So Now Failure Is Okay, Apparently
In other words,even when a policy has been tested and it has failed, that doesn't mean it's not a great policy that we should keep trying in new and different markets. This is just a variation of that golden oldie that folks used to defend Common Core-- "The policy is brilliant; you're just implementing it wrong." The policy may look like an utter failure, even after over a decade of reforminess, but honest-- any day now it's finally going to work the way we imagined it would.
This is part of a valid idea. But his list of possible causes for failure is missing one critical possibility-- your policy idea is a bad policy idea, and that sad pig won't fly no matter what shade of lipstick you try smearing on it.
He does offer a good description of the process often involved with reformy policy failures:

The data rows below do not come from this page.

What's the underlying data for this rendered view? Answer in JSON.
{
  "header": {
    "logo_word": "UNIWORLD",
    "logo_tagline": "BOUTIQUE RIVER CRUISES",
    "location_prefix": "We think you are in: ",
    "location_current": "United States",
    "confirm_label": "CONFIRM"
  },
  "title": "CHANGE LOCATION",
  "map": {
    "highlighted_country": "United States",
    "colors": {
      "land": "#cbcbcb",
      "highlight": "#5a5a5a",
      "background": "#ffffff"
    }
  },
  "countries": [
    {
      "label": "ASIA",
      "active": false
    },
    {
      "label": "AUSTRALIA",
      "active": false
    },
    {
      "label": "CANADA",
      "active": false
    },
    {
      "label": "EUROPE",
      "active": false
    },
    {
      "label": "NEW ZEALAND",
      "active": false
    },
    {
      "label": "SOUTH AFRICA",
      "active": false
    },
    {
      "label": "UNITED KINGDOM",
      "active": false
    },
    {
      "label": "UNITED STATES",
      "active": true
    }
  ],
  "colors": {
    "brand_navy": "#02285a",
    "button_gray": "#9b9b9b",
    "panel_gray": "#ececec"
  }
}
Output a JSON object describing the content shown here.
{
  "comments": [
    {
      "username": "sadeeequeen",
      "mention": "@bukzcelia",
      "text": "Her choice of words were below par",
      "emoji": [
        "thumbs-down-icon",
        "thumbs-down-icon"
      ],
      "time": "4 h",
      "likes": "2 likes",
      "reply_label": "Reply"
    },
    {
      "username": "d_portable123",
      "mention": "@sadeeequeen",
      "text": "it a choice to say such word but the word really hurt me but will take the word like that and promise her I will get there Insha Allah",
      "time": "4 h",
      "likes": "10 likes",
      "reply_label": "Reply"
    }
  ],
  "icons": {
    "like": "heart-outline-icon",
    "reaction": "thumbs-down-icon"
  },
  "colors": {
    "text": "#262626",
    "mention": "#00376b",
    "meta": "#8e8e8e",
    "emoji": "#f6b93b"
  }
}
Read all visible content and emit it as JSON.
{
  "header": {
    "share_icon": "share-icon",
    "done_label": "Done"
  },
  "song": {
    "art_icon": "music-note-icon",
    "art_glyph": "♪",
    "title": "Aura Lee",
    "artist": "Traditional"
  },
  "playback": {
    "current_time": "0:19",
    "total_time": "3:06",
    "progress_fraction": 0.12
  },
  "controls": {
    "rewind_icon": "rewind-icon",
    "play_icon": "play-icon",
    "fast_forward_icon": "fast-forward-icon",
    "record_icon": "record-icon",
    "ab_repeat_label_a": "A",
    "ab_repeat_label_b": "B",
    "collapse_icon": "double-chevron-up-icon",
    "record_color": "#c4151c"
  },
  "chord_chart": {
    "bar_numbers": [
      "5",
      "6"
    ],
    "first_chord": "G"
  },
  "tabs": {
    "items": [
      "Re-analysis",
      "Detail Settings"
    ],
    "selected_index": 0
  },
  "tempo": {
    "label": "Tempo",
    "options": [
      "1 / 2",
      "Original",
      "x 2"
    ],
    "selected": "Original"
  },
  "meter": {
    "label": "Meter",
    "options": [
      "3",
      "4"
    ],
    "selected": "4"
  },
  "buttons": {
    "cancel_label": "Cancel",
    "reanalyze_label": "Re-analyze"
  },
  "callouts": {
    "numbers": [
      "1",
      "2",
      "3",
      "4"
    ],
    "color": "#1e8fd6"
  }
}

When a new study comes out that says a policy has "failed," we man the ramparts. Opponents (who were against the policy before any data were available) come out and tut-tut at advocates, telling them to "follow the data" or not to "cling to ideology." Advocates circle the wagons. They spin the CURMUDGUCATION: So Now Failure Is Okay, Apparently: